Only the number is needed: how many lines of the entries below contain the word "folder".

*** Opening of Data shown ***

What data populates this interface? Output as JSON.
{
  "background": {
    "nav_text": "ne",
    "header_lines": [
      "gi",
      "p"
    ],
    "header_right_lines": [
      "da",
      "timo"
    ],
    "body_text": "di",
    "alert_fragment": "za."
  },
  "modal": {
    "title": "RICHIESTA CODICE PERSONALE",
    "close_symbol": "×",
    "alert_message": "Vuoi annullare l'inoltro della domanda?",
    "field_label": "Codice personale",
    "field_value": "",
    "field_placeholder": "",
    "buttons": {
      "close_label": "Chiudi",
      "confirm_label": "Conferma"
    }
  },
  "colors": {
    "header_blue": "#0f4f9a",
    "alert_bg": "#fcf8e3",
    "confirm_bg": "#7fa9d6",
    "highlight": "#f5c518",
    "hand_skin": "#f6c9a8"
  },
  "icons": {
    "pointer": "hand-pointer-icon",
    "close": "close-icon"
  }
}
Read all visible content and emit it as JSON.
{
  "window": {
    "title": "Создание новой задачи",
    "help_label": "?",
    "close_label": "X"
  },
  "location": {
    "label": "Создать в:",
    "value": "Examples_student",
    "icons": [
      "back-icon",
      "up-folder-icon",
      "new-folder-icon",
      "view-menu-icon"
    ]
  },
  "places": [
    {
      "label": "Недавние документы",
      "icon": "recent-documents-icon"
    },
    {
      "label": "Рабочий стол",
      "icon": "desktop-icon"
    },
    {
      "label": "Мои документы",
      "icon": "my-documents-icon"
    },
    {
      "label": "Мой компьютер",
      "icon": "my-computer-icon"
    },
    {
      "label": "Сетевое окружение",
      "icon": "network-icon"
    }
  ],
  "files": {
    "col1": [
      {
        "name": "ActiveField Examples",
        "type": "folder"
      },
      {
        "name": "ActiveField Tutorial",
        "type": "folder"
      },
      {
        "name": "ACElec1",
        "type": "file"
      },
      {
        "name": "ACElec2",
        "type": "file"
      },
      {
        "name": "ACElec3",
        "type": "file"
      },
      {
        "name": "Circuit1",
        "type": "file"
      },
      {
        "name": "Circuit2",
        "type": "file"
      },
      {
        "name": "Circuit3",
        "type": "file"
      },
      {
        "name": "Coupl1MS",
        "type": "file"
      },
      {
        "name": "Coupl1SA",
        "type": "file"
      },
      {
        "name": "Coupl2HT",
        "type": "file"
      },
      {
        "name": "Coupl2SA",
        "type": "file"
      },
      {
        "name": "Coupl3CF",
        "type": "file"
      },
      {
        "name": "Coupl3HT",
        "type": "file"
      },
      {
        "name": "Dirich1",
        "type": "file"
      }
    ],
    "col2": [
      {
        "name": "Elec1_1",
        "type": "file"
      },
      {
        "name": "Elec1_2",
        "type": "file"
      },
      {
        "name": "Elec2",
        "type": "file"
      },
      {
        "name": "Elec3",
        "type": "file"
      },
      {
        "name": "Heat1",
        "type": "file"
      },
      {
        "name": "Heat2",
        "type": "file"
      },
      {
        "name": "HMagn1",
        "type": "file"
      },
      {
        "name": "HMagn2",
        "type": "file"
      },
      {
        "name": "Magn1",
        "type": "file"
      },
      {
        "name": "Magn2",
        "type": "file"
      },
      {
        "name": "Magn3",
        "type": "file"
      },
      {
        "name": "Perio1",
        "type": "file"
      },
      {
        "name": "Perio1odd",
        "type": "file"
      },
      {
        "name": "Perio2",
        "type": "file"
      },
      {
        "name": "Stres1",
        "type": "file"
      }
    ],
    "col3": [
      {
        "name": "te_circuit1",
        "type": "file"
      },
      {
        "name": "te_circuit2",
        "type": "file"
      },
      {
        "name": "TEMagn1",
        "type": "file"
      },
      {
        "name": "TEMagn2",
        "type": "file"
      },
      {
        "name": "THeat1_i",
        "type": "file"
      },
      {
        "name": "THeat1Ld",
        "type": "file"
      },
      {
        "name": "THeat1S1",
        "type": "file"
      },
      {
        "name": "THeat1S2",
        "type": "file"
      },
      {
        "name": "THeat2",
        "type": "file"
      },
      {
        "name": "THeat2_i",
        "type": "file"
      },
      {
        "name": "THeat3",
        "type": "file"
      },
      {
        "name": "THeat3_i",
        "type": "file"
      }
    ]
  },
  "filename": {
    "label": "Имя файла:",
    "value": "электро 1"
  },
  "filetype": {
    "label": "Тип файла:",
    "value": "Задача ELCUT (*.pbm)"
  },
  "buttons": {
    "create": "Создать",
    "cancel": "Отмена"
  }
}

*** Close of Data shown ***

◆ Output
4